▶ TASK: Only the pictures should be dropped; every line of the data must come back exactly as written.

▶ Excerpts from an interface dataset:
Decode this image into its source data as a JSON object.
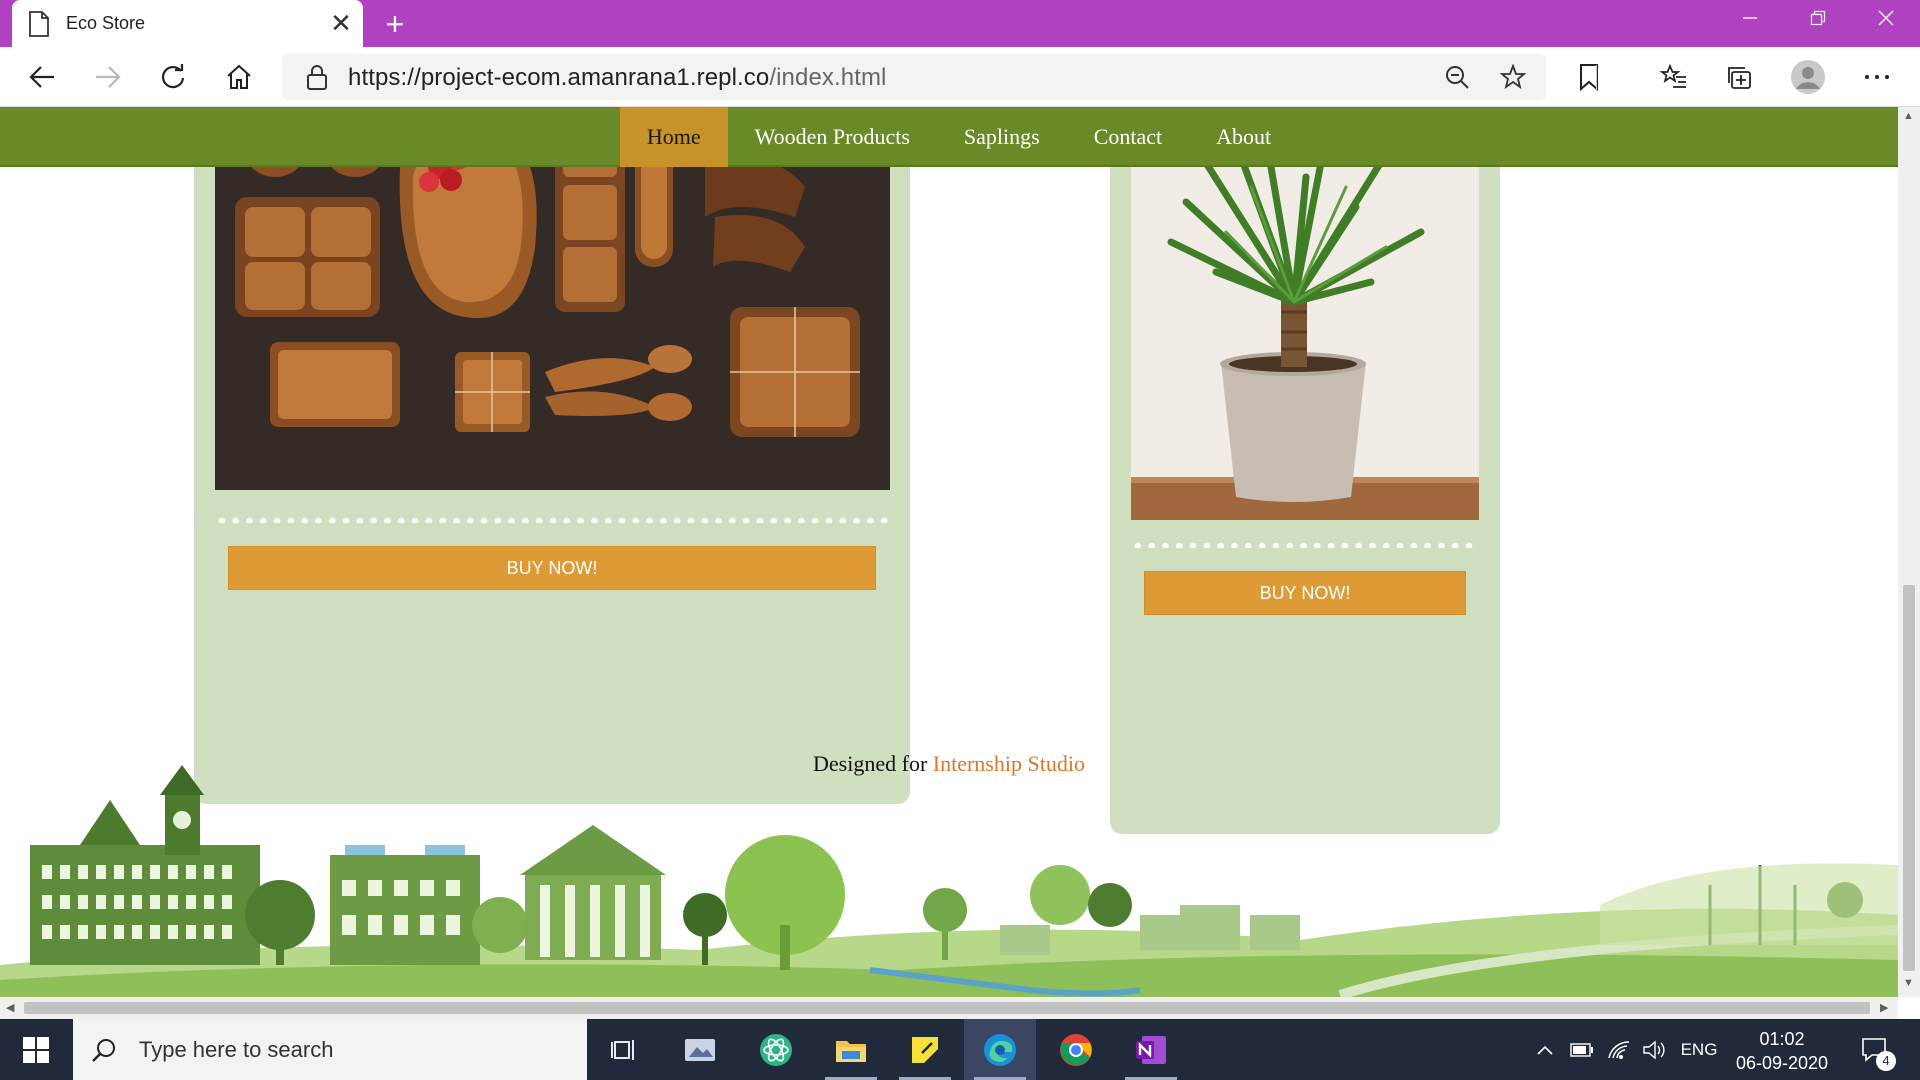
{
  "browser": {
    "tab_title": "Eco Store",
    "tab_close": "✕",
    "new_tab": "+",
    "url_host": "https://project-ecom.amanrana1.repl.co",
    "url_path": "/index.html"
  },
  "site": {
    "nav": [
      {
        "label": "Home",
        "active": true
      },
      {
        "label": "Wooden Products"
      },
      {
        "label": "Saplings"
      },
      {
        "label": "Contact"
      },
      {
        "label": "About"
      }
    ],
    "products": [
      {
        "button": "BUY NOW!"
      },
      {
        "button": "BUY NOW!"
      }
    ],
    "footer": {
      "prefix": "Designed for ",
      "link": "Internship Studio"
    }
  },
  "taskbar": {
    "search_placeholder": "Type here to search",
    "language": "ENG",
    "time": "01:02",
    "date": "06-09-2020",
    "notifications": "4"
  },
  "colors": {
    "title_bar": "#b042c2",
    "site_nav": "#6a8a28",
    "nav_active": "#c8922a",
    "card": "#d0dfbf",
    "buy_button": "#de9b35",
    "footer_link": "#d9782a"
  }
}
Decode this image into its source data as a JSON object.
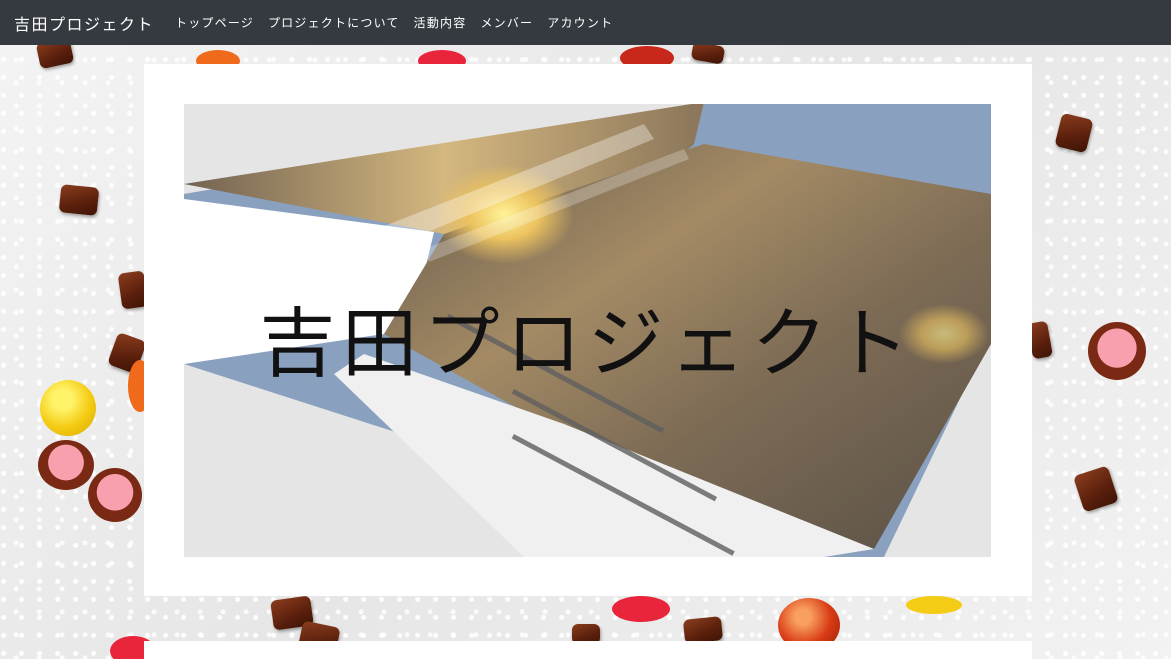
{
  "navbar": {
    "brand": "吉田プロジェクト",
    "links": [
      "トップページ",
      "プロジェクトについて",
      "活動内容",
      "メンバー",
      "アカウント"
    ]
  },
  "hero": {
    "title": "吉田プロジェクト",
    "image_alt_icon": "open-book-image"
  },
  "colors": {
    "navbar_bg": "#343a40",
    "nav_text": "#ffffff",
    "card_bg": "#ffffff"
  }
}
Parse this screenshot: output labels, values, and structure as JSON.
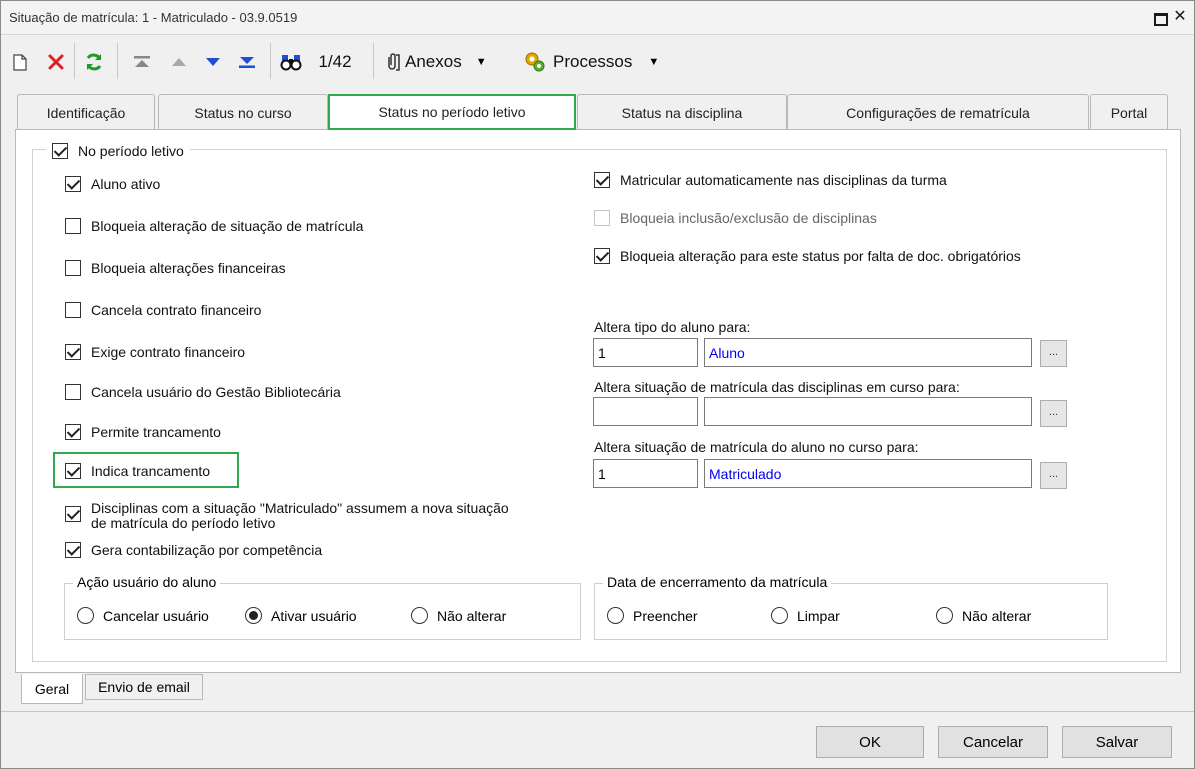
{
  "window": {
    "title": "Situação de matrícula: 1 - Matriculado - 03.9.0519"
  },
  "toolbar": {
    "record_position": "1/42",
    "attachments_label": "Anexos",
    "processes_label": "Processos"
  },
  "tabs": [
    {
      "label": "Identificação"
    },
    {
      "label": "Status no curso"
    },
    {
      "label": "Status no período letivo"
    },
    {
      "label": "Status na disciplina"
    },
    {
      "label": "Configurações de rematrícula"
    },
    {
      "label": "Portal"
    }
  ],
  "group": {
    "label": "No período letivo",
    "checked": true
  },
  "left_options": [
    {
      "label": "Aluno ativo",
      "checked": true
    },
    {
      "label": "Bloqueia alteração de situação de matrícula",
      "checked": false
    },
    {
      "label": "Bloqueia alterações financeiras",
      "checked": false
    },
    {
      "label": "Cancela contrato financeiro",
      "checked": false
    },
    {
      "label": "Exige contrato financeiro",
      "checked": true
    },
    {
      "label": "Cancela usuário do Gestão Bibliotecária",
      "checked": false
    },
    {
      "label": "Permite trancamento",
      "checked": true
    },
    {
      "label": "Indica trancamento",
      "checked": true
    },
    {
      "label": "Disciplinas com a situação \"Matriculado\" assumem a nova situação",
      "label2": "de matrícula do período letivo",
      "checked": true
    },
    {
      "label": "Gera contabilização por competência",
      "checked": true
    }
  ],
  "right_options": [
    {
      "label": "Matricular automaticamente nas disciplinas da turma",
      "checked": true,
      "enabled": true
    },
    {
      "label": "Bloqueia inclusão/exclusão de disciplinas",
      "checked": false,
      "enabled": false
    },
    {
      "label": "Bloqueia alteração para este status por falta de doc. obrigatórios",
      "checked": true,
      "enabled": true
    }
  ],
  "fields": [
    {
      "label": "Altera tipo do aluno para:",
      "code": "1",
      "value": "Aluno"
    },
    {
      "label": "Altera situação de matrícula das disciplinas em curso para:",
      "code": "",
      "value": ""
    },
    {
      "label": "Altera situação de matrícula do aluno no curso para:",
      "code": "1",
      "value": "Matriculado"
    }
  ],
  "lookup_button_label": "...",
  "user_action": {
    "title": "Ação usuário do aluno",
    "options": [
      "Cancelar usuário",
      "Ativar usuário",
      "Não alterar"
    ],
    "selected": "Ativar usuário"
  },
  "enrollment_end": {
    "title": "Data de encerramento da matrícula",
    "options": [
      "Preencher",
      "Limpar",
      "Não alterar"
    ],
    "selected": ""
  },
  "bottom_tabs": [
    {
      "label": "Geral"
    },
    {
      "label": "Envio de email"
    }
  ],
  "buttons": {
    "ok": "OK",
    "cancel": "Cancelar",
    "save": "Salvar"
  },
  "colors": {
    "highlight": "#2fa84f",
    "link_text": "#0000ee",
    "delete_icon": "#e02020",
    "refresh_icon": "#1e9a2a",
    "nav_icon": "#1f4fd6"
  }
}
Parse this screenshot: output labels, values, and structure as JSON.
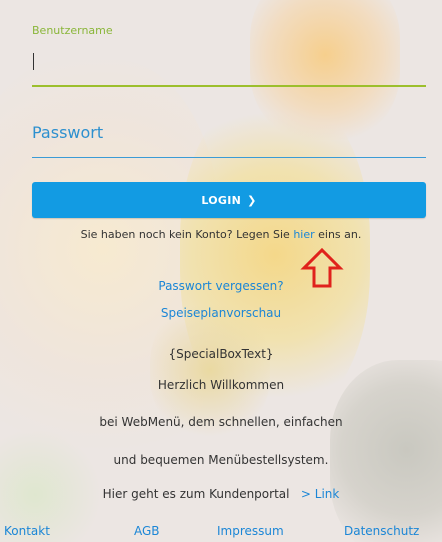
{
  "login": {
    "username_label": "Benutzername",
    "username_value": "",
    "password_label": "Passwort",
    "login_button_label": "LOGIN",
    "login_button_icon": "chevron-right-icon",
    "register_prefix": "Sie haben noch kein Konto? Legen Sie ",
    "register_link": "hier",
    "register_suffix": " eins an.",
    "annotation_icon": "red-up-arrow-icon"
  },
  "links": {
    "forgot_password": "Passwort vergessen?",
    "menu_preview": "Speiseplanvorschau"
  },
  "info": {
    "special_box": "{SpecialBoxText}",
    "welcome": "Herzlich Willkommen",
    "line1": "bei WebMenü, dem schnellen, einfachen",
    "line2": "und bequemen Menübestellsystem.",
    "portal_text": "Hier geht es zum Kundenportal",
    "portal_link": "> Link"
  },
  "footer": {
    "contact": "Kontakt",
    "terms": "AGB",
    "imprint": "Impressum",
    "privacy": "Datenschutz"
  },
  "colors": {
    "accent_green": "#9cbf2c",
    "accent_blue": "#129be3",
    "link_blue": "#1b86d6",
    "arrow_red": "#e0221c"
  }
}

▶ SOLUTION TO THIS PROBLEM:
Decode this image into its source data as a JSON object.
{
  "browser": {
    "tab_title": "Eco Store",
    "tab_close": "✕",
    "new_tab": "+",
    "url_host": "https://project-ecom.amanrana1.repl.co",
    "url_path": "/index.html"
  },
  "site": {
    "nav": [
      {
        "label": "Home",
        "active": true
      },
      {
        "label": "Wooden Products"
      },
      {
        "label": "Saplings"
      },
      {
        "label": "Contact"
      },
      {
        "label": "About"
      }
    ],
    "products": [
      {
        "button": "BUY NOW!"
      },
      {
        "button": "BUY NOW!"
      }
    ],
    "footer": {
      "prefix": "Designed for ",
      "link": "Internship Studio"
    }
  },
  "taskbar": {
    "search_placeholder": "Type here to search",
    "language": "ENG",
    "time": "01:02",
    "date": "06-09-2020",
    "notifications": "4"
  },
  "colors": {
    "title_bar": "#b042c2",
    "site_nav": "#6a8a28",
    "nav_active": "#c8922a",
    "card": "#d0dfbf",
    "buy_button": "#de9b35",
    "footer_link": "#d9782a"
  }
}
Decode this image into its source data as a JSON object.
{
  "navbar": {
    "brand": "吉田プロジェクト",
    "links": [
      "トップページ",
      "プロジェクトについて",
      "活動内容",
      "メンバー",
      "アカウント"
    ]
  },
  "hero": {
    "title": "吉田プロジェクト",
    "image_alt_icon": "open-book-image"
  },
  "colors": {
    "navbar_bg": "#343a40",
    "nav_text": "#ffffff",
    "card_bg": "#ffffff"
  }
}
Parse this screenshot: output labels, values, and structure as JSON.
{
  "window": {
    "title": "Situação de matrícula: 1 - Matriculado - 03.9.0519"
  },
  "toolbar": {
    "record_position": "1/42",
    "attachments_label": "Anexos",
    "processes_label": "Processos"
  },
  "tabs": [
    {
      "label": "Identificação"
    },
    {
      "label": "Status no curso"
    },
    {
      "label": "Status no período letivo"
    },
    {
      "label": "Status na disciplina"
    },
    {
      "label": "Configurações de rematrícula"
    },
    {
      "label": "Portal"
    }
  ],
  "group": {
    "label": "No período letivo",
    "checked": true
  },
  "left_options": [
    {
      "label": "Aluno ativo",
      "checked": true
    },
    {
      "label": "Bloqueia alteração de situação de matrícula",
      "checked": false
    },
    {
      "label": "Bloqueia alterações financeiras",
      "checked": false
    },
    {
      "label": "Cancela contrato financeiro",
      "checked": false
    },
    {
      "label": "Exige contrato financeiro",
      "checked": true
    },
    {
      "label": "Cancela usuário do Gestão Bibliotecária",
      "checked": false
    },
    {
      "label": "Permite trancamento",
      "checked": true
    },
    {
      "label": "Indica trancamento",
      "checked": true
    },
    {
      "label": "Disciplinas com a situação \"Matriculado\" assumem a nova situação",
      "label2": "de matrícula do período letivo",
      "checked": true
    },
    {
      "label": "Gera contabilização por competência",
      "checked": true
    }
  ],
  "right_options": [
    {
      "label": "Matricular automaticamente nas disciplinas da turma",
      "checked": true,
      "enabled": true
    },
    {
      "label": "Bloqueia inclusão/exclusão de disciplinas",
      "checked": false,
      "enabled": false
    },
    {
      "label": "Bloqueia alteração para este status por falta de doc. obrigatórios",
      "checked": true,
      "enabled": true
    }
  ],
  "fields": [
    {
      "label": "Altera tipo do aluno para:",
      "code": "1",
      "value": "Aluno"
    },
    {
      "label": "Altera situação de matrícula das disciplinas em curso para:",
      "code": "",
      "value": ""
    },
    {
      "label": "Altera situação de matrícula do aluno no curso para:",
      "code": "1",
      "value": "Matriculado"
    }
  ],
  "lookup_button_label": "...",
  "user_action": {
    "title": "Ação usuário do aluno",
    "options": [
      "Cancelar usuário",
      "Ativar usuário",
      "Não alterar"
    ],
    "selected": "Ativar usuário"
  },
  "enrollment_end": {
    "title": "Data de encerramento da matrícula",
    "options": [
      "Preencher",
      "Limpar",
      "Não alterar"
    ],
    "selected": ""
  },
  "bottom_tabs": [
    {
      "label": "Geral"
    },
    {
      "label": "Envio de email"
    }
  ],
  "buttons": {
    "ok": "OK",
    "cancel": "Cancelar",
    "save": "Salvar"
  },
  "colors": {
    "highlight": "#2fa84f",
    "link_text": "#0000ee",
    "delete_icon": "#e02020",
    "refresh_icon": "#1e9a2a",
    "nav_icon": "#1f4fd6"
  }
}
Parse this screenshot: output labels, values, and structure as JSON.
{
  "login": {
    "username_label": "Benutzername",
    "username_value": "",
    "password_label": "Passwort",
    "login_button_label": "LOGIN",
    "login_button_icon": "chevron-right-icon",
    "register_prefix": "Sie haben noch kein Konto? Legen Sie ",
    "register_link": "hier",
    "register_suffix": " eins an.",
    "annotation_icon": "red-up-arrow-icon"
  },
  "links": {
    "forgot_password": "Passwort vergessen?",
    "menu_preview": "Speiseplanvorschau"
  },
  "info": {
    "special_box": "{SpecialBoxText}",
    "welcome": "Herzlich Willkommen",
    "line1": "bei WebMenü, dem schnellen, einfachen",
    "line2": "und bequemen Menübestellsystem.",
    "portal_text": "Hier geht es zum Kundenportal",
    "portal_link": "> Link"
  },
  "footer": {
    "contact": "Kontakt",
    "terms": "AGB",
    "imprint": "Impressum",
    "privacy": "Datenschutz"
  },
  "colors": {
    "accent_green": "#9cbf2c",
    "accent_blue": "#129be3",
    "link_blue": "#1b86d6",
    "arrow_red": "#e0221c"
  }
}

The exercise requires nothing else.